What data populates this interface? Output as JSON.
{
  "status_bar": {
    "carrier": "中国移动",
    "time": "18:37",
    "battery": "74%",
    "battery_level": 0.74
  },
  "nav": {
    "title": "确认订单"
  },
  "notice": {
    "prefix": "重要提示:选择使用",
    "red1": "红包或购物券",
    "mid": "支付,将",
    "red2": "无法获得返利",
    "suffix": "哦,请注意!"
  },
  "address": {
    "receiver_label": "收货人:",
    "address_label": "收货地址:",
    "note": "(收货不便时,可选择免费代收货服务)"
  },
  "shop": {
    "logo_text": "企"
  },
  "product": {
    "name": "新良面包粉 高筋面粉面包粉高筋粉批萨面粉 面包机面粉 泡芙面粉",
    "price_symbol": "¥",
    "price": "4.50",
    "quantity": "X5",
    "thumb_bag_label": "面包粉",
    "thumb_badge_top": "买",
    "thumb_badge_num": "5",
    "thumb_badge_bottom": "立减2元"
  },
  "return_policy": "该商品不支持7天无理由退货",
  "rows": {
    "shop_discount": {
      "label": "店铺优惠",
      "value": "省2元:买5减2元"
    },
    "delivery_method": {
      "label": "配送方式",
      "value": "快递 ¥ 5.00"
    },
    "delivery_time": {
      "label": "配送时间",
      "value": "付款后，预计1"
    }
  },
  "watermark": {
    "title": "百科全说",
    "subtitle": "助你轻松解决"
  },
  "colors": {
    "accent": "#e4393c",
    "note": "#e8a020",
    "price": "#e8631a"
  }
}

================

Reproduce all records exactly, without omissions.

What data populates this interface? Output as JSON.
{
  "status_bar": {
    "carrier": "中国移动",
    "time": "18:37",
    "battery": "74%",
    "battery_level": 0.74
  },
  "nav": {
    "title": "确认订单"
  },
  "notice": {
    "prefix": "重要提示:选择使用",
    "red1": "红包或购物券",
    "mid": "支付,将",
    "red2": "无法获得返利",
    "suffix": "哦,请注意!"
  },
  "address": {
    "receiver_label": "收货人:",
    "address_label": "收货地址:",
    "note": "(收货不便时,可选择免费代收货服务)"
  },
  "shop": {
    "logo_text": "企"
  },
  "product": {
    "name": "新良面包粉 高筋面粉面包粉高筋粉批萨面粉 面包机面粉 泡芙面粉",
    "price_symbol": "¥",
    "price": "4.50",
    "quantity": "X5",
    "thumb_bag_label": "面包粉",
    "thumb_badge_top": "买",
    "thumb_badge_num": "5",
    "thumb_badge_bottom": "立减2元"
  },
  "return_policy": "该商品不支持7天无理由退货",
  "rows": {
    "shop_discount": {
      "label": "店铺优惠",
      "value": "省2元:买5减2元"
    },
    "delivery_method": {
      "label": "配送方式",
      "value": "快递 ¥ 5.00"
    },
    "delivery_time": {
      "label": "配送时间",
      "value": "付款后，预计1"
    }
  },
  "watermark": {
    "title": "百科全说",
    "subtitle": "助你轻松解决"
  },
  "colors": {
    "accent": "#e4393c",
    "note": "#e8a020",
    "price": "#e8631a"
  }
}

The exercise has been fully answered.